By Paul Homewood
Tony Heller has a couple of posts up at Real Science, which seem to expose some extremely dodgy behaviour on the part of NSIDC.
Regardless of Arctic sea ice extent trends in recent years, they have been consistently showing a recovery in multi-year ice since 2008. For instance, this was their chart for March 2015:
As can be seen, the proportion of 3-year and above ice has steadily increased since 2009. Also, both 4 and 5-year ice have risen since 2011 and 2012 respectively. This is natural, since an increase in 3-year ice in 2010 will turn into 4-year ice the following year, and so on.
Yet now, in their latest monthly report, NSIDC show a totally different picture. To confuse matters, the chart is tipped upside down, but the amount of 1 and 2-year ice is broadly the same now as in 2009, again for week 11.
With a slightly lower total extent, this would imply that the percentage of this younger ice has actually increased.
Tony Heller has commendably tracked down how NSIDC has revised its own historical data, with these before and after maps of sea ice age:

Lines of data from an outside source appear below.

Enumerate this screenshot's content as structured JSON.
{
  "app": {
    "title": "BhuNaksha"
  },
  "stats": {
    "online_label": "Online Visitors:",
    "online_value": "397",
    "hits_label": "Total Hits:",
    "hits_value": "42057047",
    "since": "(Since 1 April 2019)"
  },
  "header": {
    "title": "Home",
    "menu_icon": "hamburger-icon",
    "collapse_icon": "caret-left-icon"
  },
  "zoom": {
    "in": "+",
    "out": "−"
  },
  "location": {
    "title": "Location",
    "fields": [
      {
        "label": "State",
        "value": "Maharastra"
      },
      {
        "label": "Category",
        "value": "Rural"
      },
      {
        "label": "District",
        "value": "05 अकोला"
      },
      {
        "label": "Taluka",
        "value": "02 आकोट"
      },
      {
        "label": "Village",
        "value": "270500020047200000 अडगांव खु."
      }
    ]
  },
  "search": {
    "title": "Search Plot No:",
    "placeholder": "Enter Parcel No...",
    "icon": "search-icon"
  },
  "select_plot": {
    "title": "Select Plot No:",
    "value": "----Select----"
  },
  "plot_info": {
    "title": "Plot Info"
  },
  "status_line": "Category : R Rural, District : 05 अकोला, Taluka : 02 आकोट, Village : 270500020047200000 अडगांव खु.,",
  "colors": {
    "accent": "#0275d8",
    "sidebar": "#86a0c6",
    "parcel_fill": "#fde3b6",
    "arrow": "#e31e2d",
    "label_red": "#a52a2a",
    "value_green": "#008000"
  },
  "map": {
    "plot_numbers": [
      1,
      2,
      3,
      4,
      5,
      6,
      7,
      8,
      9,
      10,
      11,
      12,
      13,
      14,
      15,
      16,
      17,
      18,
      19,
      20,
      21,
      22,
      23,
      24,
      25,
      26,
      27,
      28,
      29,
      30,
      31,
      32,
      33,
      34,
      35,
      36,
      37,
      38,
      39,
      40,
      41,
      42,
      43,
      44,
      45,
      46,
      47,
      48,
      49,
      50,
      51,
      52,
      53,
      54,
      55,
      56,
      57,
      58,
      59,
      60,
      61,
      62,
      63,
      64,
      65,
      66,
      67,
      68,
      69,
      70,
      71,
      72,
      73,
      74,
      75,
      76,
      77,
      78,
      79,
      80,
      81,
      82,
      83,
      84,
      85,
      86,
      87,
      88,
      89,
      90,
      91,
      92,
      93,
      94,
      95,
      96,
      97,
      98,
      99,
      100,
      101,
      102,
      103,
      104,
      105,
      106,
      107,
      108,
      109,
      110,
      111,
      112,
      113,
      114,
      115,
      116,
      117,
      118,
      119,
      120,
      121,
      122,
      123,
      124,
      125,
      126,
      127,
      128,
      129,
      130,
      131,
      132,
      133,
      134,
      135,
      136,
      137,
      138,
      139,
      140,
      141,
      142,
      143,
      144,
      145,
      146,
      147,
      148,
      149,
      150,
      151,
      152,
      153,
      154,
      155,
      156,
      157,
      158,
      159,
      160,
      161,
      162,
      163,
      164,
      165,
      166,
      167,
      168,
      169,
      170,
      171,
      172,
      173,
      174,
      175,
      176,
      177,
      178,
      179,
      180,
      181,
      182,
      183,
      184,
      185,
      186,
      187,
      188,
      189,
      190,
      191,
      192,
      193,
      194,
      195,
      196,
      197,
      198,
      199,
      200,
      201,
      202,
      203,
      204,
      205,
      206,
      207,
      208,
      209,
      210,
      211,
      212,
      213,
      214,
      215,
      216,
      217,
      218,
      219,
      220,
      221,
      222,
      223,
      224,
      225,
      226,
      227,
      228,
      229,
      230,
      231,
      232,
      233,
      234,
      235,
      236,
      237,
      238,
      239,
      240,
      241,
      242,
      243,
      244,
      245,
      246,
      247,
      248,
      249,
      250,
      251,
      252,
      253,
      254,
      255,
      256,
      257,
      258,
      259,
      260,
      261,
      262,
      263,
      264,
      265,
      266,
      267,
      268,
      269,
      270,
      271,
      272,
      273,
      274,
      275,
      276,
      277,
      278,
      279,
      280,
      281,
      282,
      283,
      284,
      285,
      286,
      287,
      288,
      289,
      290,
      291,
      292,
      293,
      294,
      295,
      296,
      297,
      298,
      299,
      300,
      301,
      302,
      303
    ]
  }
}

These are for week 41 last year, ie October. The old NSIDC style graph, which they have used for years, shows a mass of 5-year ice across the Canadian archipelago and the north of Greenland.
Then, in their wisdom, NSIDC then decided to introduce a new map:
Look closely, and you will notice that the area of 5-year ice has noticeably shrunk, particularly that tongue to the north of Greenland. I would recommend reading both Tony’s posts, here and here, as they give the full story.
Disgracefully, NSIDC have now deleted the archives for all of the older style maps. They have also given no explanation, as far as I am aware, of why they have revised their historical data so significantly.
It is worth pointing out though that the old style sea ice age chart, which I have shown above, was always published in the March or April review each year. But last year, it never appeared – they eventually sent me a copy, following my request, along with some sad little excuse. My suspicion at the time, which has now been borne out, was that a chart showing increasing multi-year ice was not compatible with the official line of rapidly disappearing ice.
It therefore seems that, in good old climate science tradition, they have simply adjusted the inconvenient data.
Just like NOAA and GISS, it is evident that we can no longer trust anything coming out of NSIDC.